I took the accumulated payload results (in the form of zero return payload) vs elliptic orbit apogee altitude, and combined them with the payloads deliverable to those same orbits from Ref. 1, and cross-plotted them below the vehicle performance analysis in this worksheet. All of that is shown in the figure. The curves cross at about 7000 km apogee altitude, at about 75 tons delivered (with zero return payload). The 10,000 km apogee altitude is associated with 59 tons delivered to orbit. Using those 59 tons as the outbound payload to the moon from that 300x10,000 km orbit, I found there was just enough propellant to bring 32 tons of payload back from the moon, and then to land with it.
The 59 ton outbound with 32 ton return from 10,000 km apogee is depicted in Figure 9. The 75 ton outbound with 0 ton return from about 7000 km apogee is depicted in Fig. 10. The latter is more approximate, being just read from the cross plot graph, but it is “in the ballpark”. Thus it would seem to be feasible to deliver significant tonnages to the moon with this Starship/Superheavy system, but not the “100+ tons” advertised on the Spacex website for low Earth orbit and Mars. The lunar mission is more demanding than the Mars mission, because there is no refueling on the moon for the return.
Regardless, the 7000-to-10,000 km apogee altitude is well within the Van Allen radiation belts! The cargo delivered from orbits like this must be radiation-hardened. Any crew (or passengers) will certainly require an effective radiation shelter somewhere aboard the vehicle.
I did not investigate the tanker problem: on-orbit refueling of Starship to the 1200 metric ton max propellant load! Be aware that many tanker flights will be required, especially since far smaller payloads (or transferable propellant) can be delivered to these high-apogee elliptic orbits.
References (all located on this site)
#1. G. W. Johnson, Reverse-Engineering Starship/Superheavy 2021, dated 9 March 2021.
#2. G. W. Johnson, Fundamentals of Elliptic Orbits, dated 5 March 2021.
Figure 1 – Summary List of Selected Data for Elliptic Orbits About the Earth
Figure 2 – Hohmann Min-Energy Transfer to the Moon for Direct Landings
Figure 3 – Actual Lunar Transfer and Return Orbit Data
Figure 4 – Figuring the Course Correction Budgets
Figure 5 – Direct Landing Approaches and Departures at the Moon
Figure 6 – Working Out Engine Selections and Delta-Vees for Lunar Landing and Takeoff
Figure 7 – Departure and Arrival Delta-Vees as a Function of Earth Orbit Choice and Lunar Distance
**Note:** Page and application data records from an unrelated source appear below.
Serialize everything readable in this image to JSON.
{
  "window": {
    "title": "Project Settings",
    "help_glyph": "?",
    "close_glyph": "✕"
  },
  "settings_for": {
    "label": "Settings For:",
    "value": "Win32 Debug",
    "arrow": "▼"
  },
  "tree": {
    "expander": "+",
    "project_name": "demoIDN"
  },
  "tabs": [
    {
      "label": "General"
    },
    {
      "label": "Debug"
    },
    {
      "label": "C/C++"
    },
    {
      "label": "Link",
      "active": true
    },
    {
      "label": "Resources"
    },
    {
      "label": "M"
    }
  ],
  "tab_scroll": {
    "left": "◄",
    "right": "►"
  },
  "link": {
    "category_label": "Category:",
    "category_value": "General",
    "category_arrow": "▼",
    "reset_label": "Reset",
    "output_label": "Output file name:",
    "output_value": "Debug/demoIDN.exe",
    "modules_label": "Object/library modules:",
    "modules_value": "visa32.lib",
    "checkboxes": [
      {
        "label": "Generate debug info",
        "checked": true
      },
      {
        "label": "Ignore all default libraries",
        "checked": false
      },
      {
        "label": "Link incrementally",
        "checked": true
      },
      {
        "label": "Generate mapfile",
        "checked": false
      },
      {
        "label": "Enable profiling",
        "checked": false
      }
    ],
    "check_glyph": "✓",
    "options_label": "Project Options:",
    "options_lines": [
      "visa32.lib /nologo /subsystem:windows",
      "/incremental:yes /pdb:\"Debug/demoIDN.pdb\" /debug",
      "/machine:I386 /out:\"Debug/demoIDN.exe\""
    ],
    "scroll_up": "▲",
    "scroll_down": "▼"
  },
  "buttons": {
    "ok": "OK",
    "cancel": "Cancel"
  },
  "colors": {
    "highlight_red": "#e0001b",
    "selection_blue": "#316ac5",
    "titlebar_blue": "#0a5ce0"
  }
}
Figure 8 – Spreadsheet Image of Performance Estimator with Orbit Results Plot
Figure 9 – Pictorial Results for Direct Lunar Landing Mission with Return Payload
Figure 10 – Pictorial Results for Direct Lunar Landing Mission with No Return Payload